I’m slowly making my way through a backlog of new Corinthian scholarship this morning as the first east coast snowstorm of 2016 threatens to envelop central Pennsylvania (and I’m not sure whether my six year old or I am more excited about a foot of snow).
Discovered this little gem. A brand new collection of essays on Hellenistic sanctuaries due for publication in March with Oxford University Press. According to the publisher website, the book
- Examines the complex relationship between ancient Hellenistic and Republican sanctuaries and cities, rulers, and worshippers through surviving archaeological material
- Represents a significant contribution to the existing bibliography on ancient Greek religion, history, and archaeology
- Provides new ways of thinking about politics, rituals, and sanctuary spaces in Greece
- Features an international, interdisciplinary range of contributors
The abstract suggests wide-ranging essays on sanctuaries within various political, spatial, and social contexts.
Sanctuaries were at the heart of Greek religious, social, political, and cultural life; however, we have a limited understanding of how sanctuary spaces, politics, and rituals intersected in the Greek cities of the Hellenistic and Republican periods.
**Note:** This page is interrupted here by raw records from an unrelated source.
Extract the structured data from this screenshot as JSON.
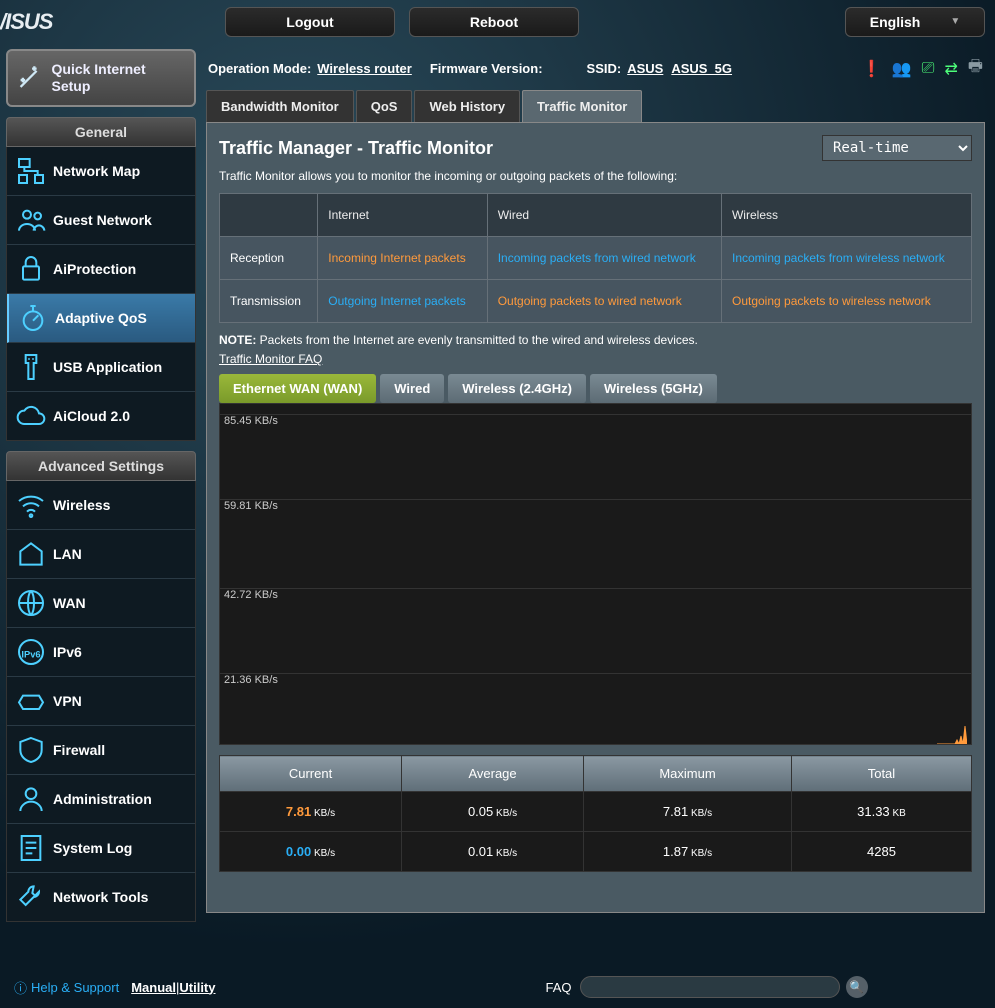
{
  "top": {
    "logout": "Logout",
    "reboot": "Reboot",
    "language": "English"
  },
  "info": {
    "op_mode_label": "Operation Mode:",
    "op_mode": "Wireless router",
    "fw_label": "Firmware Version:",
    "ssid_label": "SSID:",
    "ssid1": "ASUS",
    "ssid2": "ASUS_5G"
  },
  "quick_setup": "Quick Internet Setup",
  "sidebar": {
    "general_header": "General",
    "general": [
      {
        "label": "Network Map"
      },
      {
        "label": "Guest Network"
      },
      {
        "label": "AiProtection"
      },
      {
        "label": "Adaptive QoS"
      },
      {
        "label": "USB Application"
      },
      {
        "label": "AiCloud 2.0"
      }
    ],
    "advanced_header": "Advanced Settings",
    "advanced": [
      {
        "label": "Wireless"
      },
      {
        "label": "LAN"
      },
      {
        "label": "WAN"
      },
      {
        "label": "IPv6"
      },
      {
        "label": "VPN"
      },
      {
        "label": "Firewall"
      },
      {
        "label": "Administration"
      },
      {
        "label": "System Log"
      },
      {
        "label": "Network Tools"
      }
    ]
  },
  "tabs": [
    "Bandwidth Monitor",
    "QoS",
    "Web History",
    "Traffic Monitor"
  ],
  "page_title": "Traffic Manager - Traffic Monitor",
  "time_select": "Real-time",
  "intro": "Traffic Monitor allows you to monitor the incoming or outgoing packets of the following:",
  "packet_table": {
    "headers": [
      "",
      "Internet",
      "Wired",
      "Wireless"
    ],
    "rows": [
      {
        "label": "Reception",
        "cells": [
          {
            "text": "Incoming Internet packets",
            "color": "orange"
          },
          {
            "text": "Incoming packets from wired network",
            "color": "blue"
          },
          {
            "text": "Incoming packets from wireless network",
            "color": "blue"
          }
        ]
      },
      {
        "label": "Transmission",
        "cells": [
          {
            "text": "Outgoing Internet packets",
            "color": "blue"
          },
          {
            "text": "Outgoing packets to wired network",
            "color": "orange"
          },
          {
            "text": "Outgoing packets to wireless network",
            "color": "orange"
          }
        ]
      }
    ]
  },
  "note_label": "NOTE:",
  "note_text": " Packets from the Internet are evenly transmitted to the wired and wireless devices.",
  "faq_link": "Traffic Monitor FAQ",
  "graph_tabs": [
    "Ethernet WAN (WAN)",
    "Wired",
    "Wireless (2.4GHz)",
    "Wireless (5GHz)"
  ],
  "graph_y": [
    "85.45 KB/s",
    "59.81 KB/s",
    "42.72 KB/s",
    "21.36 KB/s"
  ],
  "stats_headers": [
    "Current",
    "Average",
    "Maximum",
    "Total"
  ],
  "stats": [
    {
      "color": "orange",
      "current": "7.81",
      "current_unit": "KB/s",
      "avg": "0.05",
      "avg_unit": "KB/s",
      "max": "7.81",
      "max_unit": "KB/s",
      "total": "31.33",
      "total_unit": "KB"
    },
    {
      "color": "blue",
      "current": "0.00",
      "current_unit": "KB/s",
      "avg": "0.01",
      "avg_unit": "KB/s",
      "max": "1.87",
      "max_unit": "KB/s",
      "total": "4285",
      "total_unit": ""
    }
  ],
  "footer": {
    "help": "Help & Support",
    "manual": "Manual",
    "utility": "Utility",
    "faq": "FAQ"
  },
  "chart_data": {
    "type": "line",
    "title": "Ethernet WAN (WAN) traffic",
    "ylabel": "KB/s",
    "ylim": [
      0,
      85.45
    ],
    "yticks": [
      21.36,
      42.72,
      59.81,
      85.45
    ],
    "series": [
      {
        "name": "Incoming",
        "color": "#ff9a3c",
        "current": 7.81,
        "average": 0.05,
        "maximum": 7.81,
        "total_kb": 31.33
      },
      {
        "name": "Outgoing",
        "color": "#2aaef5",
        "current": 0.0,
        "average": 0.01,
        "maximum": 1.87,
        "total_bytes": 4285
      }
    ]
  }
}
This edited collection focuses on the archaeological material of this era and how it can elucidate the complex relationship between the various forces operating on, and changing the physical space of, sanctuaries. Material such as archaeological remains, sculptures, and inscriptions provides us with concrete evidence of how sanctuaries functioned as locations of memory in a social environment dominated by the written word, and gives us insight into political choices and decisions. It also reveals changes unrecorded in surviving local or political histories. Each case study explored by this volume’s contributors employs archaeology as the primary means of investigation: from art-historical approaches, to surveys and fieldwork, to re-evaluation of archival material. Hellenistic Sanctuaries represents a significant contribution to the existing bibliography on ancient Greek religion, history, and archaeology, and provides new ways of thinking about politics, rituals, and sanctuary spaces in Greece.
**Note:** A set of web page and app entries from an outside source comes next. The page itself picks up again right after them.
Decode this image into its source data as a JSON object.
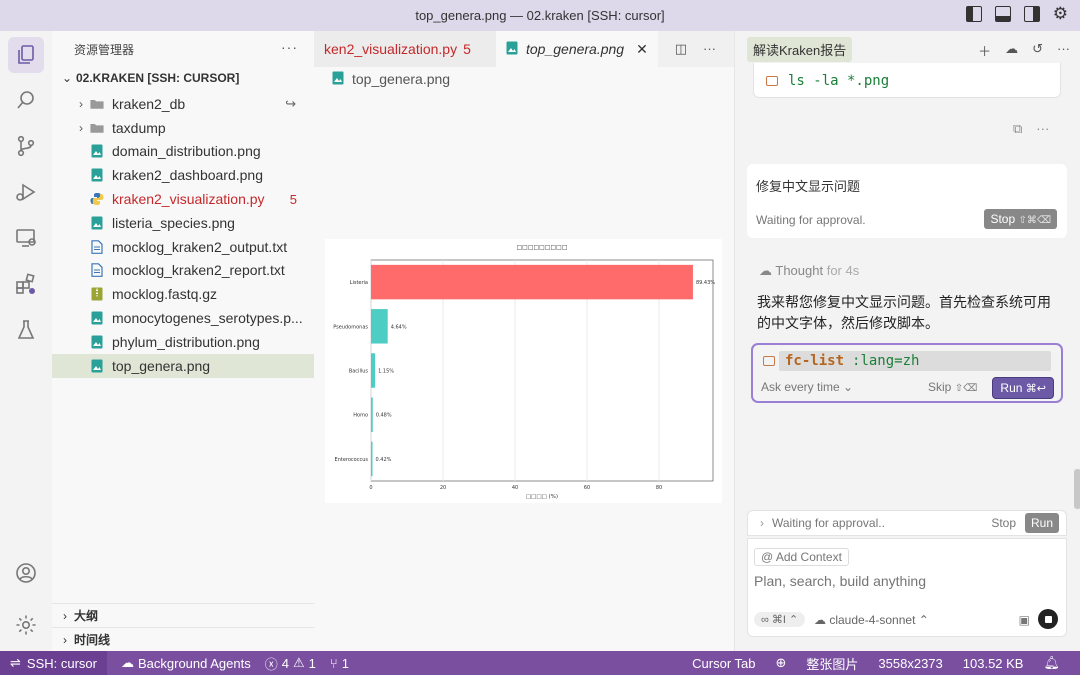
{
  "window": {
    "title": "top_genera.png — 02.kraken [SSH: cursor]"
  },
  "explorer": {
    "header": "资源管理器",
    "root": "02.KRAKEN [SSH: CURSOR]",
    "items": [
      {
        "label": "kraken2_db",
        "type": "folder"
      },
      {
        "label": "taxdump",
        "type": "folder"
      },
      {
        "label": "domain_distribution.png",
        "type": "image"
      },
      {
        "label": "kraken2_dashboard.png",
        "type": "image"
      },
      {
        "label": "kraken2_visualization.py",
        "type": "python",
        "badge": "5"
      },
      {
        "label": "listeria_species.png",
        "type": "image"
      },
      {
        "label": "mocklog_kraken2_output.txt",
        "type": "text"
      },
      {
        "label": "mocklog_kraken2_report.txt",
        "type": "text"
      },
      {
        "label": "mocklog.fastq.gz",
        "type": "archive"
      },
      {
        "label": "monocytogenes_serotypes.p...",
        "type": "image"
      },
      {
        "label": "phylum_distribution.png",
        "type": "image"
      },
      {
        "label": "top_genera.png",
        "type": "image"
      }
    ],
    "outline": "大纲",
    "timeline": "时间线"
  },
  "editor": {
    "tab_inactive": "ken2_visualization.py",
    "tab_inactive_badge": "5",
    "tab_active": "top_genera.png",
    "breadcrumb": "top_genera.png"
  },
  "chart_data": {
    "type": "bar",
    "title": "",
    "categories": [
      "Listeria",
      "Pseudomonas",
      "Bacillus",
      "Homo",
      "Enterococcus"
    ],
    "values": [
      89.43,
      4.64,
      1.15,
      0.48,
      0.42
    ],
    "value_labels": [
      "89.43%",
      "4.64%",
      "1.15%",
      "0.48%",
      "0.42%"
    ],
    "colors": [
      "#ff6b6b",
      "#4ecdc4",
      "#4ecdc4",
      "#4ecdc4",
      "#4ecdc4"
    ],
    "xlabel": "□□□□ (%)",
    "xticks": [
      "0",
      "20",
      "40",
      "60",
      "80"
    ],
    "xlim": [
      0,
      95
    ],
    "grid": true
  },
  "chat": {
    "tab": "解读Kraken报告",
    "cmd1": "ls -la *.png",
    "card1_title": "修复中文显示问题",
    "card1_status": "Waiting for approval.",
    "stop_label": "Stop",
    "stop_shortcut": "⇧⌘⌫",
    "thought_label": "Thought",
    "thought_time": "for 4s",
    "message": "我来帮您修复中文显示问题。首先检查系统可用的中文字体，然后修改脚本。",
    "cmd2_name": "fc-list",
    "cmd2_arg": ":lang=zh",
    "ask_every_time": "Ask every time",
    "skip_label": "Skip",
    "skip_shortcut": "⇧⌫",
    "run_label": "Run",
    "run_shortcut": "⌘↩",
    "bottom_status": "Waiting for approval..",
    "bottom_stop": "Stop",
    "bottom_run": "Run",
    "add_context": "Add Context",
    "input_placeholder": "Plan, search, build anything",
    "mode_shortcut": "⌘I",
    "model": "claude-4-sonnet"
  },
  "statusbar": {
    "remote": "SSH: cursor",
    "agents": "Background Agents",
    "errors": "4",
    "warnings": "1",
    "ports": "1",
    "cursor_tab": "Cursor Tab",
    "image_mode": "整张图片",
    "dimensions": "3558x2373",
    "filesize": "103.52 KB"
  }
}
And Google Books, which recently won a major legal battle with the Author’s Guild over its practice of scanning books, has made available sections of the book online. The work includes a number of articles on sanctuaries in Greece and the Peloponnese. Of particular interest to Corinthiaphiles is Milena Melfi’s essay, “The Making of a Colonial Pantheon in the Colonies of Caesar in Greece: The Case of Corinth,” pp. 228–53. In it, she examines three preexisting sanctuaries in Corinth (Asklepios, Aphrodite on Acrocorinth, and Demeter & Kore on the lower slopes of Acrocorinth) that survived the transition to Roman colonization both because they met the community’s basic needs and they represented the colonists’ social backgrounds. Here is a taste:
“Recent archaeological and historical research has demonstrated how few sites conformed to the stereotypical notion that all colonies needed to have capitolia at their centres before the Imperial period. Therefore, rather than looking at what the Romans brought about in Corinth, I will make use of the archaeological and documentary evidence attesting continuity and possibily change in cult places and cultic activities (230) ….The cults practiced in Corinth at the time of the foundation of the Roman colony seem to have been all Greek cults. No elements of the public religion postulated on the basis of the charter of Urso can be detected in these early years. The Greek origin of most of the early colonists was certainly one of the factors contributing to the development of these specific cults over others (250).